Exercise aim:
Check each line of the entries below for the word "icon", then state how many lines have it and nothing more.

Supplied data:

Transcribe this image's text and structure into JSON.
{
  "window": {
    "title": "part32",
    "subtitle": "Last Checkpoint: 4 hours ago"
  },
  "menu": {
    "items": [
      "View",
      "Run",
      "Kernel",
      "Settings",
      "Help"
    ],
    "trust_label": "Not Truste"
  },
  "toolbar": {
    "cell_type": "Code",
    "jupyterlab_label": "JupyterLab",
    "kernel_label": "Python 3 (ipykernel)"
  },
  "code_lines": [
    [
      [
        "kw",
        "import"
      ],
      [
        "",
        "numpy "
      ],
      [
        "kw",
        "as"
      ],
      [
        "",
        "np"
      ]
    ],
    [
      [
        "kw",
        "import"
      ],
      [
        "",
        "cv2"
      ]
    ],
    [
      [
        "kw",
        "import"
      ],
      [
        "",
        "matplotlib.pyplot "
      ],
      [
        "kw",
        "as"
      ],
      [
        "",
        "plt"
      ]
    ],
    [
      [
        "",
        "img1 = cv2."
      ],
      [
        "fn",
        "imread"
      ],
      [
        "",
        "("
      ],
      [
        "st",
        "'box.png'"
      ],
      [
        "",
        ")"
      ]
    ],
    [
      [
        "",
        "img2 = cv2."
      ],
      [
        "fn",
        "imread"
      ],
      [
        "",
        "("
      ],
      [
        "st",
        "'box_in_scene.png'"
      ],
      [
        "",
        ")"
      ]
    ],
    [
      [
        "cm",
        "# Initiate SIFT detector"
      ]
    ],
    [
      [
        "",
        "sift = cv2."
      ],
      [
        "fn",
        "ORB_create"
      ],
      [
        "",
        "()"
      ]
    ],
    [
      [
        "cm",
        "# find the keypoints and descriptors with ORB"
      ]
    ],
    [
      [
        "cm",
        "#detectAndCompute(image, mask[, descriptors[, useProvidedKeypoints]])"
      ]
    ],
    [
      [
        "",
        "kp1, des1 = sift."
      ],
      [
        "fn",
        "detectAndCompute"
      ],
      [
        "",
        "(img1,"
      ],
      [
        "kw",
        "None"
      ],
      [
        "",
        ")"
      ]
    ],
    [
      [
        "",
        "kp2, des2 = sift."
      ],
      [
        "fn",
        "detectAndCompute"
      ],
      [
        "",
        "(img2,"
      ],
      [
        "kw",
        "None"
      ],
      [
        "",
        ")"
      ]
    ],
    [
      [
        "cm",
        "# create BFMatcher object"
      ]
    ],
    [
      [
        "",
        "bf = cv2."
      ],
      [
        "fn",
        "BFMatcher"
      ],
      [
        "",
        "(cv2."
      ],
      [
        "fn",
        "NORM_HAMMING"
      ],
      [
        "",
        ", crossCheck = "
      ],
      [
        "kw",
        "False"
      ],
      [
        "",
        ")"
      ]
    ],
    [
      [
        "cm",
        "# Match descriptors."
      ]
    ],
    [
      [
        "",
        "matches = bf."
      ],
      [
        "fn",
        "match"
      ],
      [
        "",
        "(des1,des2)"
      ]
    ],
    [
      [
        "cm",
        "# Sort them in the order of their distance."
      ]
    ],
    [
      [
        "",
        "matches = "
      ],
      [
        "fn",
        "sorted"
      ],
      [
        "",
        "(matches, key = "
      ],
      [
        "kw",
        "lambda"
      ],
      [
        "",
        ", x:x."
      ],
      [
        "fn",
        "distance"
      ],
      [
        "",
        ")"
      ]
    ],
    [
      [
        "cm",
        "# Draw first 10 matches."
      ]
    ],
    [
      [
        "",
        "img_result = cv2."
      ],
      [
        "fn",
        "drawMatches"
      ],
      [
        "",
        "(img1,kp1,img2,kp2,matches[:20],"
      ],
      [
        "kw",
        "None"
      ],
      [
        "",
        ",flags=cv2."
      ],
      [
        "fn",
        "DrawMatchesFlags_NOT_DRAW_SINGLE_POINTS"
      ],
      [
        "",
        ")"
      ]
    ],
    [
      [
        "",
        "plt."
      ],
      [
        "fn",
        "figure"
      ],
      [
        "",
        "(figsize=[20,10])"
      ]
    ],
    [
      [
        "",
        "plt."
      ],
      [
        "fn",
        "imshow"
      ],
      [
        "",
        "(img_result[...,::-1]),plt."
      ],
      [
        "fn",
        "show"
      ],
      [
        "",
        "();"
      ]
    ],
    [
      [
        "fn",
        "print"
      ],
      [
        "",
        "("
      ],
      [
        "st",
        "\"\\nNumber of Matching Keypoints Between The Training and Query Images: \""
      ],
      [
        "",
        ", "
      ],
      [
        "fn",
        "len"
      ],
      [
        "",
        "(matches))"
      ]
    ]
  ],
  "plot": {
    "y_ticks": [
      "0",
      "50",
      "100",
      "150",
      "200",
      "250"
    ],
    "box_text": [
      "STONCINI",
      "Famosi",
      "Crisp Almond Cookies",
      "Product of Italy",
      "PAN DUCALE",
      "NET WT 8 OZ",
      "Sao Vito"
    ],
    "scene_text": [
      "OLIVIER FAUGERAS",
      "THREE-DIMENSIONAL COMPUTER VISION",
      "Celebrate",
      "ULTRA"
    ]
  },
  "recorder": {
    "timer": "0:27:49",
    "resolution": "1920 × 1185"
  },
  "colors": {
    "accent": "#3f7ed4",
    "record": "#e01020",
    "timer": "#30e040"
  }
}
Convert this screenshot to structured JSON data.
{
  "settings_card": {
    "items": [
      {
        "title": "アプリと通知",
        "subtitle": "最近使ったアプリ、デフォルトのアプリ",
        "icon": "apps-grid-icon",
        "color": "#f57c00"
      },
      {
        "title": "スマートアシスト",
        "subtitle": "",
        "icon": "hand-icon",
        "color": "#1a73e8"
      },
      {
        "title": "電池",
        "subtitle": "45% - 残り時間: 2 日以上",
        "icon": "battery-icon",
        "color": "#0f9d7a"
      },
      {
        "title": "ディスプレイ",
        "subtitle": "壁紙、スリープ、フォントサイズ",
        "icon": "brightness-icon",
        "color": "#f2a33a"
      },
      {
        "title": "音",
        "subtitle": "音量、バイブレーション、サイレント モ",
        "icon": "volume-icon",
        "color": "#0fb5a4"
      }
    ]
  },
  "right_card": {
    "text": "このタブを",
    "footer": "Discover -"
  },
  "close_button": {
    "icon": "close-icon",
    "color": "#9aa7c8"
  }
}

Solution to this task:
6